Since my historical fiction is set mostly in non-English speaking places, I’m not especially concerned about when particular words entered the English language. But when I attended a historical fiction conference recently, one of the presenters shared a link to an etymology site, and I must admit: I am now obsessed.
The Online Etymology Dictionary (www.etymonline.com) can tell you when any word, prefix, or suffix was first used in English—and includes a fair number of phrases and expressions, too. This obviously comes in handy if you’re setting your novel in a specific year and are unsure about a particular word. It can be surprising to see when words first appear: I would have thought that “bomb” was fairly modern, but its use actually dates back to the 1580s. Similarly, I always believed that “D-day” was first used to refer to the operations at Normandy during World War II, but it actually came into use in 1918.
The Online Etymology Dictionary does offer the disclaimer that its dates may not be entirely accurate, “since a word may have been used in conversation for hundreds of years before it turns up in a manuscript that has had the good fortune to survive the centuries.” I also believe that a word’s appearance in one manuscript at a given time doesn’t necessarily mean it was in common use. Still, if your novel is set in 1776 and a particular word wasn’t in use until 1976, you need a substitute. Resources like this one can make your novel stronger by pinpointing such anachronisms.
(And by the way: If I were writing this in the 19th century, I wouldn’t have used the word “pinpoint.” It was originally aviator’s slang, and it isn’t attested until 1917.)

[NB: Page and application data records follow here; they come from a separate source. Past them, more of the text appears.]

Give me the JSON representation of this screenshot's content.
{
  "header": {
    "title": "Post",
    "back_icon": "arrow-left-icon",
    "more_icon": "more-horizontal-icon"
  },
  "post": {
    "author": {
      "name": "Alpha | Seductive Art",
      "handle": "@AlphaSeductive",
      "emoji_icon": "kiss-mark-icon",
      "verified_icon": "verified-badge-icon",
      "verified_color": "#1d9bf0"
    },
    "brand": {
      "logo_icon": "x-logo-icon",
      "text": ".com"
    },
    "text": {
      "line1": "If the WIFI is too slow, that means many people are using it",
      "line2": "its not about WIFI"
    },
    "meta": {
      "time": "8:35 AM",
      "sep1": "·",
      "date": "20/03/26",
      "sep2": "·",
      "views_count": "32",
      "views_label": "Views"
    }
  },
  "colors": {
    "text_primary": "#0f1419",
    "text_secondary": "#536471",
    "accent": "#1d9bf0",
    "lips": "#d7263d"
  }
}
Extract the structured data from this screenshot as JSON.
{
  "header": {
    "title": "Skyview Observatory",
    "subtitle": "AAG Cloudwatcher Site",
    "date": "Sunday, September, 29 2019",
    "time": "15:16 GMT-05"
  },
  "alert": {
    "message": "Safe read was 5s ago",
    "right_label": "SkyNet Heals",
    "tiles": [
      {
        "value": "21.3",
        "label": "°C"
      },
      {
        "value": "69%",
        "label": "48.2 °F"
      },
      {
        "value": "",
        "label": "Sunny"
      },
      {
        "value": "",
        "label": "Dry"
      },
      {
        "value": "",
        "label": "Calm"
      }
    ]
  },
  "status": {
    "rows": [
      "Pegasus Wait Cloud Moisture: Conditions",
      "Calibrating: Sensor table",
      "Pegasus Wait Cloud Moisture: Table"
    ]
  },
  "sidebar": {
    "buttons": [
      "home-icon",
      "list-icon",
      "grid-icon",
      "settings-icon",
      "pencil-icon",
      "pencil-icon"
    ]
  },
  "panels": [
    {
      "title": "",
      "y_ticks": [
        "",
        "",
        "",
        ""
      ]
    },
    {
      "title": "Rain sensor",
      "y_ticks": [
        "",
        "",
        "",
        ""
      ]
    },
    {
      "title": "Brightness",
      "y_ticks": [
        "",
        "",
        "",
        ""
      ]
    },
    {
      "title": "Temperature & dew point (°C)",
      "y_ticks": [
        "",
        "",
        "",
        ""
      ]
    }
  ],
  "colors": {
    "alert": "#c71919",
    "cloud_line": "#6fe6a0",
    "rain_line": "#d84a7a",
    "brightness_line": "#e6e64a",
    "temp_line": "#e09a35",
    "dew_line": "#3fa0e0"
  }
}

Melissa L. is the YA Editorial Assistant for Wonders and Marvels. You can read more about her here: Editorial Staff.